"That attitude dropped like a rock down the chain of command, and we had Abu Ghraib and its progeny. The self-respect of the military and the country was diminished. Our international reputation will be tarnished for generations. In the end, Secretary Rumsfeld's nonfeasance and malfeasance has imperilled the war effort and endangered troops."
In a response to questions from EIR following the press conference (see Documentation), General Cullen charged that Rumsfeld's policies have "undermined core principles on which the military's values and training have been based," and he said that Rumsfeld's "short-sighted and arrogant leadership" has put at risk the protections on which the U.S. military depends, when its personnel are made prisoners of war.
Cullen pointed out that, after World War II, the U.S. insisted that leaders be held to account for breaches of international law committed by forces under their command, and that the U.S. today cannot declare itself exempt from this same standard.
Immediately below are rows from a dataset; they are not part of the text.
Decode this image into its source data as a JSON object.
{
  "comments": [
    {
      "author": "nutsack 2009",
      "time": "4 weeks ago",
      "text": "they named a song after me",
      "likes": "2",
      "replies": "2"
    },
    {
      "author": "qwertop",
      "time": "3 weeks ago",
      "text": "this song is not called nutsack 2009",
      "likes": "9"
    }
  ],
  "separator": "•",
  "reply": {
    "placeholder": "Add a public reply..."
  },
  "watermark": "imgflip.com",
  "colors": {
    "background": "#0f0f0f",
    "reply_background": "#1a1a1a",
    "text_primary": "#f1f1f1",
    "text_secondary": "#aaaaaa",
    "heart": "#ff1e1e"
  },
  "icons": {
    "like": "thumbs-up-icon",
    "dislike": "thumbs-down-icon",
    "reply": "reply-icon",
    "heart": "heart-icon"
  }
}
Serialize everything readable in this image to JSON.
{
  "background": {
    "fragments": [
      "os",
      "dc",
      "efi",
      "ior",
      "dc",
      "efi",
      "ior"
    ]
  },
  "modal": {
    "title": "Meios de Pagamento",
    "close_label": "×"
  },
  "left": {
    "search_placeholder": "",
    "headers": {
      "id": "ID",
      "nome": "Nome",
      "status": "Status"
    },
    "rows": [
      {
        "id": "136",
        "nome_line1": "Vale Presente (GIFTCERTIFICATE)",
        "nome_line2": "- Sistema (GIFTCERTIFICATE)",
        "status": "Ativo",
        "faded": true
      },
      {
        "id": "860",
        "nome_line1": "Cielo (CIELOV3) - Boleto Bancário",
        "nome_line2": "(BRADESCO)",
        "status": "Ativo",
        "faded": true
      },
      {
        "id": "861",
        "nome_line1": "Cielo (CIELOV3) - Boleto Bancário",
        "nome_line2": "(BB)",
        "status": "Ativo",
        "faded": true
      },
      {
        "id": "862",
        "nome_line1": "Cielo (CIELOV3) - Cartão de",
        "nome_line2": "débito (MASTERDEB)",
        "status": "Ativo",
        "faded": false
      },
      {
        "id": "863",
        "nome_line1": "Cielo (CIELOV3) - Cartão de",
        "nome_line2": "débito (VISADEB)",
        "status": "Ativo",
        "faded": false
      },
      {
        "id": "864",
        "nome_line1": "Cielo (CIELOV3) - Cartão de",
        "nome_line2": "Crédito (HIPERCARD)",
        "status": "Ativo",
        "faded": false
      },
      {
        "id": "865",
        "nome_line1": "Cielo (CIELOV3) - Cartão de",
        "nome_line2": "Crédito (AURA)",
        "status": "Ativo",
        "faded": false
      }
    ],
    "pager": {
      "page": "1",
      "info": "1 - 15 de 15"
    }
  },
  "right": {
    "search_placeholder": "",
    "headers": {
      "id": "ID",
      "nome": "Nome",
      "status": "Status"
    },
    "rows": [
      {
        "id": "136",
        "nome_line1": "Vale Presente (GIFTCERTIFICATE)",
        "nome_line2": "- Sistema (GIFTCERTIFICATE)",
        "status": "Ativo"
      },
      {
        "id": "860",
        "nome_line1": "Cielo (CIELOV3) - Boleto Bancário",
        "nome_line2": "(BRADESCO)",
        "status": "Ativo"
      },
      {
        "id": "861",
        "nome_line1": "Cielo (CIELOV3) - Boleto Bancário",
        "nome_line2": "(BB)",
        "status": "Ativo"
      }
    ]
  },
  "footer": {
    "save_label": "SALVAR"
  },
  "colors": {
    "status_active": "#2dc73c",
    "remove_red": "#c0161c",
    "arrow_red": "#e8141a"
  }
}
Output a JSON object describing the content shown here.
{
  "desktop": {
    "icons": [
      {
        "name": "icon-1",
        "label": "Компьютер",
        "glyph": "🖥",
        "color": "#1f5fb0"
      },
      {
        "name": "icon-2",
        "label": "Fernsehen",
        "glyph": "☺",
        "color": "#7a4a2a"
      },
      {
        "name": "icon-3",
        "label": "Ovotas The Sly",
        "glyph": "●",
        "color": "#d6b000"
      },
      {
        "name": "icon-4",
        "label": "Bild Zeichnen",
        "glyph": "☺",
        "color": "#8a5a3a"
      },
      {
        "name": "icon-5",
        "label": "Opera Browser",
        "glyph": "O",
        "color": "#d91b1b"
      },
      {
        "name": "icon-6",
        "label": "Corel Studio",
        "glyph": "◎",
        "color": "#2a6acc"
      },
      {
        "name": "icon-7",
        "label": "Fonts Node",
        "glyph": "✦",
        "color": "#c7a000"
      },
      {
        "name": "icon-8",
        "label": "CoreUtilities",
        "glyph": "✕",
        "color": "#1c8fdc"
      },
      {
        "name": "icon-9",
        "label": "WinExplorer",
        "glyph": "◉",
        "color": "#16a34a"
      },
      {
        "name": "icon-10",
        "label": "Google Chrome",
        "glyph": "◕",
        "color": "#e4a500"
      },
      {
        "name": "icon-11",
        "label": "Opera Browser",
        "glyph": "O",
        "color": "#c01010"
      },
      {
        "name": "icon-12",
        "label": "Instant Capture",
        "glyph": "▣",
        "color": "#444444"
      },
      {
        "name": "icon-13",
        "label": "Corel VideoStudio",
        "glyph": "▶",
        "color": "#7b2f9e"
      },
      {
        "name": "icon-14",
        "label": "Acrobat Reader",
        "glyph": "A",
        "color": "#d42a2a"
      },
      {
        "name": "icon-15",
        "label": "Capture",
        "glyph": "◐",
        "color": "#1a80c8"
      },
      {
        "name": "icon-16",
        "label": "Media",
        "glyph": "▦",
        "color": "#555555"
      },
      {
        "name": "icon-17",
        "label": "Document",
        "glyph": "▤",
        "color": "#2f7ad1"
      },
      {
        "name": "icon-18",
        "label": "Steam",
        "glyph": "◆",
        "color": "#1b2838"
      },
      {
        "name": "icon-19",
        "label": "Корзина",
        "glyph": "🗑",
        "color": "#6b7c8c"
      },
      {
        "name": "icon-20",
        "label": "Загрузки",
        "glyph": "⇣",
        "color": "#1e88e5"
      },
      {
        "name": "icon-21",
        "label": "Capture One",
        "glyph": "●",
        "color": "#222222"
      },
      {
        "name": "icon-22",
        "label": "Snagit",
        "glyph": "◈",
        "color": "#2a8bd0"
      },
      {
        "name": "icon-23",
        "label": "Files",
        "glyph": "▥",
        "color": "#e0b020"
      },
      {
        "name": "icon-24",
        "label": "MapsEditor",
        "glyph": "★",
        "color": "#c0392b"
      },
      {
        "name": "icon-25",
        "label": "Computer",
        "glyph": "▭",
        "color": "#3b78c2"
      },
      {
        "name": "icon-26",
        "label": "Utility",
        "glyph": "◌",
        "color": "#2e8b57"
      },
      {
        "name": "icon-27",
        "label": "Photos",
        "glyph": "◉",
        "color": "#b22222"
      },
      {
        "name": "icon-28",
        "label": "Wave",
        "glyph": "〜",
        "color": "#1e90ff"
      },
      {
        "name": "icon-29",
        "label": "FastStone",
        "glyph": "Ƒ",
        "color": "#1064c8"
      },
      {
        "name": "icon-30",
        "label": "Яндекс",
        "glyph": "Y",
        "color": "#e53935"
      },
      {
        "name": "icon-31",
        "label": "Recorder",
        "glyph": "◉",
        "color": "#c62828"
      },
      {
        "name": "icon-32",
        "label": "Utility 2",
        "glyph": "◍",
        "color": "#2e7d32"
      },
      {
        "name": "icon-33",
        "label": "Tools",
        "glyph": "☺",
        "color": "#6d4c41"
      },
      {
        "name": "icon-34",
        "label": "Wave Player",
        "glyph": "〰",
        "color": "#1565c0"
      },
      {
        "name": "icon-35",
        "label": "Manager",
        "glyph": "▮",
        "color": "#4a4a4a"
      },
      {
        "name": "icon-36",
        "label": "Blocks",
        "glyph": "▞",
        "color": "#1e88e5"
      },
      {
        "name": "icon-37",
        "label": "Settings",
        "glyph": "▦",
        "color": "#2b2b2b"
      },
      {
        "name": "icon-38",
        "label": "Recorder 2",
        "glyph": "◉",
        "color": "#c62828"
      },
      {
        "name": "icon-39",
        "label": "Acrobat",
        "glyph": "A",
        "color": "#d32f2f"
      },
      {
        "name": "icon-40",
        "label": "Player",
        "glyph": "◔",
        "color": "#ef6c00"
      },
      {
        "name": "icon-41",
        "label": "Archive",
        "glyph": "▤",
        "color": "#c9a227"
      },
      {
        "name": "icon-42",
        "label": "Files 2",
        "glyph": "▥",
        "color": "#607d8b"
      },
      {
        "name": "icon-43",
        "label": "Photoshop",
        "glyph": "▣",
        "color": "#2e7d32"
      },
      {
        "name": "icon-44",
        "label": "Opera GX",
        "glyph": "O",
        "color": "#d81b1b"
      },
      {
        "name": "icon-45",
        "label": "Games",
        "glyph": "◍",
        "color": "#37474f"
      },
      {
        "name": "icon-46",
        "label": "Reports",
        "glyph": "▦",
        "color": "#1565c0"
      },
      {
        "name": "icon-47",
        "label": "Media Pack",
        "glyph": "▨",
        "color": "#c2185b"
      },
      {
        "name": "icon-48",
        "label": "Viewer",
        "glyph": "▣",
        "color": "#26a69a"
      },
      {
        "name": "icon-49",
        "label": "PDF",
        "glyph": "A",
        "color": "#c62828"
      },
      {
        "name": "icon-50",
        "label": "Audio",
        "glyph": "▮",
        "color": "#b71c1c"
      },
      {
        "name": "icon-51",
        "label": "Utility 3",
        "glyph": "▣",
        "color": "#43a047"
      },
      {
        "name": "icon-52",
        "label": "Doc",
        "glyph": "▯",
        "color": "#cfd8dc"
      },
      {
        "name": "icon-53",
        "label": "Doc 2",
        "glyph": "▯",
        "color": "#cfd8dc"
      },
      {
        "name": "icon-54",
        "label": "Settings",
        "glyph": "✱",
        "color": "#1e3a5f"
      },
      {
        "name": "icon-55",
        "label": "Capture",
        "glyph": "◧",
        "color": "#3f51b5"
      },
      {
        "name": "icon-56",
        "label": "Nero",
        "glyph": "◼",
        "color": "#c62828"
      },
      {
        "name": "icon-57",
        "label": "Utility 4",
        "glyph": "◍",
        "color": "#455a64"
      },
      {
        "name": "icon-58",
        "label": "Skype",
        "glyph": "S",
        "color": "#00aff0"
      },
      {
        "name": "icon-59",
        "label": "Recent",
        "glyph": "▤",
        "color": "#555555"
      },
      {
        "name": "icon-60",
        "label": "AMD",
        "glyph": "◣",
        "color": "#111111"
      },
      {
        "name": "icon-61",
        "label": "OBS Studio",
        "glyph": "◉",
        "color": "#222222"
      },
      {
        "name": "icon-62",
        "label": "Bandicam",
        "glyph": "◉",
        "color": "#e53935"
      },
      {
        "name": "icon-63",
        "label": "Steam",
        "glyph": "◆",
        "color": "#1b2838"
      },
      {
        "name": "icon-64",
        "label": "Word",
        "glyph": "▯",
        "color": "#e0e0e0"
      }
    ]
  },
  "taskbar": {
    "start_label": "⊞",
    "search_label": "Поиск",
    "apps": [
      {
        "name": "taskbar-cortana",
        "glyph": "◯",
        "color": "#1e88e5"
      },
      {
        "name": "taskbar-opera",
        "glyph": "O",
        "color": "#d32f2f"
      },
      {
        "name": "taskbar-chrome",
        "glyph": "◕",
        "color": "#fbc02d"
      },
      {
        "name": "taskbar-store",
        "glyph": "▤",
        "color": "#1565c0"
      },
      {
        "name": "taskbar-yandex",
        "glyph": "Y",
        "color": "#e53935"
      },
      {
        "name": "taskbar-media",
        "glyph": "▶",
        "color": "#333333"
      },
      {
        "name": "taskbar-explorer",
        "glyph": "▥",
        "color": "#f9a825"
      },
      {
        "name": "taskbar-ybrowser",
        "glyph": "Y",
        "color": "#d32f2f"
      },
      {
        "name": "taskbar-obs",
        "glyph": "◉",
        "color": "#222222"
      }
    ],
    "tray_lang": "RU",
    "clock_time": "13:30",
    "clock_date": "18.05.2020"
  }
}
He showed how the Commission investigating the My Lai massacre in Vietnam applied the same standard, specifically, that "the culture created by the then-Secretary of Defense, Robert McNamara," that is, the "body count syndrome" as the measure of success, played a significant role in the circumstances leading to the My Lai massacre. The My Lai Commission also cited the dehumanization of the enemy, which Cullen compared to the dehumanization and humiliation of detainees under Rumsfeld's policies today.